INSTRUCTIONS TO FOLLOW
Omit the images. Reproduce each line of the records exactly as it appears.

━━ RECORDS FOR THIS TASK ━━

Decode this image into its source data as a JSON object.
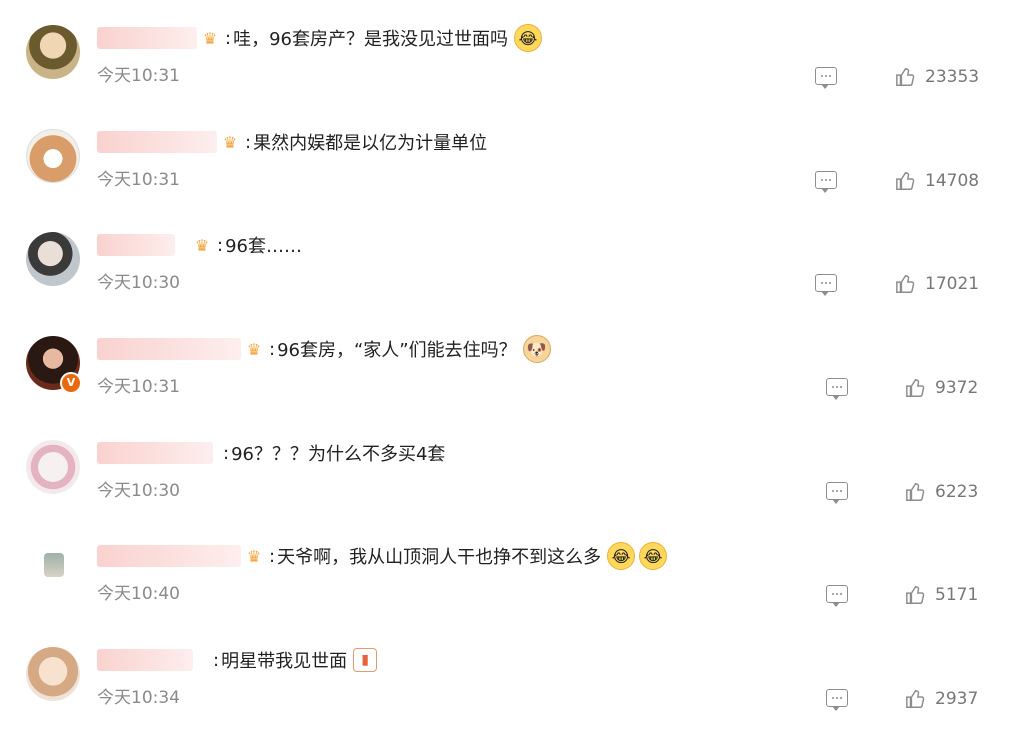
{
  "comments": [
    {
      "avatar": "user-avatar",
      "name_blur_w": 100,
      "vip": true,
      "text": "哇，96套房产？是我没见过世面吗",
      "emojis": [
        "crying-laughing-emoji"
      ],
      "time": "今天10:31",
      "likes": "23353"
    },
    {
      "avatar": "user-avatar",
      "name_blur_w": 120,
      "vip": true,
      "text": "果然内娱都是以亿为计量单位",
      "emojis": [],
      "time": "今天10:31",
      "likes": "14708"
    },
    {
      "avatar": "user-avatar",
      "name_blur_w": 78,
      "vip": true,
      "text": "96套……",
      "emojis": [],
      "time": "今天10:30",
      "likes": "17021"
    },
    {
      "avatar": "user-avatar",
      "name_blur_w": 144,
      "vip": true,
      "verified": "V",
      "text": "96套房，“家人”们能去住吗？",
      "emojis": [
        "doge-emoji"
      ],
      "time": "今天10:31",
      "likes": "9372"
    },
    {
      "avatar": "user-avatar",
      "name_blur_w": 116,
      "vip": false,
      "text": "96？？？为什么不多买4套",
      "emojis": [],
      "time": "今天10:30",
      "likes": "6223"
    },
    {
      "avatar": "user-avatar",
      "name_blur_w": 144,
      "vip": true,
      "text": "天爷啊，我从山顶洞人干也挣不到这么多",
      "emojis": [
        "crying-laughing-emoji",
        "crying-laughing-emoji"
      ],
      "time": "今天10:40",
      "likes": "5171"
    },
    {
      "avatar": "user-avatar",
      "name_blur_w": 96,
      "vip": false,
      "text": "明星带我见世面",
      "emojis": [
        "box-emoji"
      ],
      "time": "今天10:34",
      "likes": "2937"
    }
  ]
}
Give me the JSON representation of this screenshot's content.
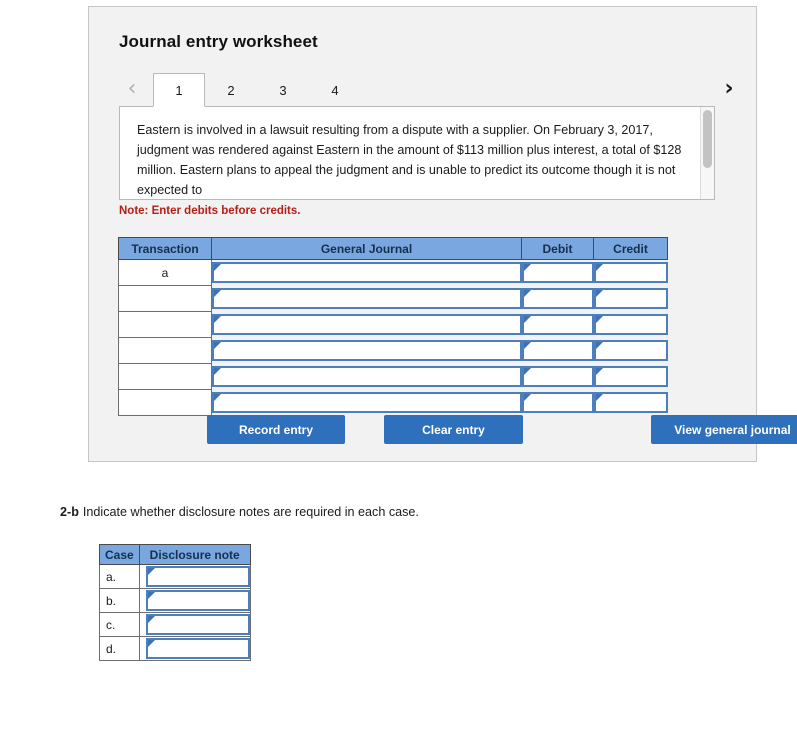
{
  "worksheet": {
    "title": "Journal entry worksheet",
    "nav": {
      "prev_icon": "chevron-left-icon",
      "prev_glyph": "‹",
      "next_icon": "chevron-right-icon",
      "next_glyph": "›"
    },
    "tabs": [
      {
        "label": "1",
        "active": true
      },
      {
        "label": "2",
        "active": false
      },
      {
        "label": "3",
        "active": false
      },
      {
        "label": "4",
        "active": false
      }
    ],
    "scenario_text": "Eastern is involved in a lawsuit resulting from a dispute with a supplier. On February 3, 2017, judgment was rendered against Eastern in the amount of $113 million plus interest, a total of $128 million. Eastern plans to appeal the judgment and is unable to predict its outcome though it is not expected to",
    "note": "Note: Enter debits before credits.",
    "journal": {
      "headers": [
        "Transaction",
        "General Journal",
        "Debit",
        "Credit"
      ],
      "rows": [
        {
          "transaction": "a",
          "general_journal": "",
          "debit": "",
          "credit": ""
        },
        {
          "transaction": "",
          "general_journal": "",
          "debit": "",
          "credit": ""
        },
        {
          "transaction": "",
          "general_journal": "",
          "debit": "",
          "credit": ""
        },
        {
          "transaction": "",
          "general_journal": "",
          "debit": "",
          "credit": ""
        },
        {
          "transaction": "",
          "general_journal": "",
          "debit": "",
          "credit": ""
        },
        {
          "transaction": "",
          "general_journal": "",
          "debit": "",
          "credit": ""
        }
      ]
    },
    "buttons": {
      "record": "Record entry",
      "clear": "Clear entry",
      "view": "View general journal"
    }
  },
  "part_2b": {
    "label": "2-b",
    "instruction": "Indicate whether disclosure notes are required in each case.",
    "table": {
      "headers": [
        "Case",
        "Disclosure note"
      ],
      "rows": [
        {
          "case": "a.",
          "disclosure_note": ""
        },
        {
          "case": "b.",
          "disclosure_note": ""
        },
        {
          "case": "c.",
          "disclosure_note": ""
        },
        {
          "case": "d.",
          "disclosure_note": ""
        }
      ]
    }
  },
  "colors": {
    "panel_background": "#f2f2f2",
    "table_header_blue": "#7aa7e0",
    "button_blue": "#2f70bd",
    "note_red": "#b52018",
    "input_border_blue": "#4e7fbd"
  }
}
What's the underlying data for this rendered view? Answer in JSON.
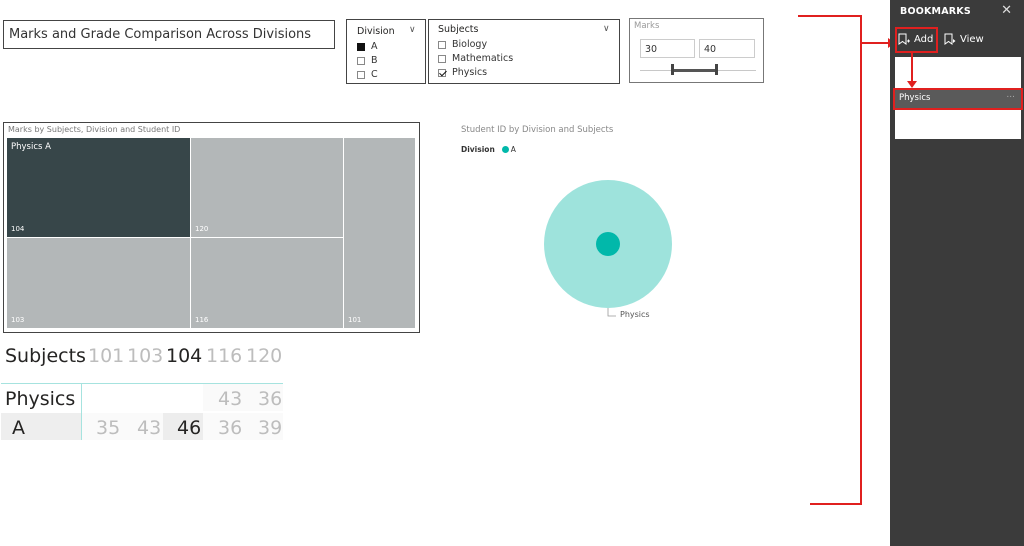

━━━

PROBLEM SOLUTION
Decode this image into its source data as a JSON object.
{
  "comments": [
    {
      "avatar": "user-avatar",
      "name_blur_w": 100,
      "vip": true,
      "text": "哇，96套房产？是我没见过世面吗",
      "emojis": [
        "crying-laughing-emoji"
      ],
      "time": "今天10:31",
      "likes": "23353"
    },
    {
      "avatar": "user-avatar",
      "name_blur_w": 120,
      "vip": true,
      "text": "果然内娱都是以亿为计量单位",
      "emojis": [],
      "time": "今天10:31",
      "likes": "14708"
    },
    {
      "avatar": "user-avatar",
      "name_blur_w": 78,
      "vip": true,
      "text": "96套……",
      "emojis": [],
      "time": "今天10:30",
      "likes": "17021"
    },
    {
      "avatar": "user-avatar",
      "name_blur_w": 144,
      "vip": true,
      "verified": "V",
      "text": "96套房，“家人”们能去住吗？",
      "emojis": [
        "doge-emoji"
      ],
      "time": "今天10:31",
      "likes": "9372"
    },
    {
      "avatar": "user-avatar",
      "name_blur_w": 116,
      "vip": false,
      "text": "96？？？为什么不多买4套",
      "emojis": [],
      "time": "今天10:30",
      "likes": "6223"
    },
    {
      "avatar": "user-avatar",
      "name_blur_w": 144,
      "vip": true,
      "text": "天爷啊，我从山顶洞人干也挣不到这么多",
      "emojis": [
        "crying-laughing-emoji",
        "crying-laughing-emoji"
      ],
      "time": "今天10:40",
      "likes": "5171"
    },
    {
      "avatar": "user-avatar",
      "name_blur_w": 96,
      "vip": false,
      "text": "明星带我见世面",
      "emojis": [
        "box-emoji"
      ],
      "time": "今天10:34",
      "likes": "2937"
    }
  ]
}
Give me the JSON representation of this screenshot's content.
{
  "worksheet": {
    "title": "Journal entry worksheet",
    "nav": {
      "prev_icon": "chevron-left-icon",
      "prev_glyph": "‹",
      "next_icon": "chevron-right-icon",
      "next_glyph": "›"
    },
    "tabs": [
      {
        "label": "1",
        "active": true
      },
      {
        "label": "2",
        "active": false
      },
      {
        "label": "3",
        "active": false
      },
      {
        "label": "4",
        "active": false
      }
    ],
    "scenario_text": "Eastern is involved in a lawsuit resulting from a dispute with a supplier. On February 3, 2017, judgment was rendered against Eastern in the amount of $113 million plus interest, a total of $128 million. Eastern plans to appeal the judgment and is unable to predict its outcome though it is not expected to",
    "note": "Note: Enter debits before credits.",
    "journal": {
      "headers": [
        "Transaction",
        "General Journal",
        "Debit",
        "Credit"
      ],
      "rows": [
        {
          "transaction": "a",
          "general_journal": "",
          "debit": "",
          "credit": ""
        },
        {
          "transaction": "",
          "general_journal": "",
          "debit": "",
          "credit": ""
        },
        {
          "transaction": "",
          "general_journal": "",
          "debit": "",
          "credit": ""
        },
        {
          "transaction": "",
          "general_journal": "",
          "debit": "",
          "credit": ""
        },
        {
          "transaction": "",
          "general_journal": "",
          "debit": "",
          "credit": ""
        },
        {
          "transaction": "",
          "general_journal": "",
          "debit": "",
          "credit": ""
        }
      ]
    },
    "buttons": {
      "record": "Record entry",
      "clear": "Clear entry",
      "view": "View general journal"
    }
  },
  "part_2b": {
    "label": "2-b",
    "instruction": "Indicate whether disclosure notes are required in each case.",
    "table": {
      "headers": [
        "Case",
        "Disclosure note"
      ],
      "rows": [
        {
          "case": "a.",
          "disclosure_note": ""
        },
        {
          "case": "b.",
          "disclosure_note": ""
        },
        {
          "case": "c.",
          "disclosure_note": ""
        },
        {
          "case": "d.",
          "disclosure_note": ""
        }
      ]
    }
  },
  "colors": {
    "panel_background": "#f2f2f2",
    "table_header_blue": "#7aa7e0",
    "button_blue": "#2f70bd",
    "note_red": "#b52018",
    "input_border_blue": "#4e7fbd"
  }
}
What's the underlying data for this rendered view? Answer in JSON.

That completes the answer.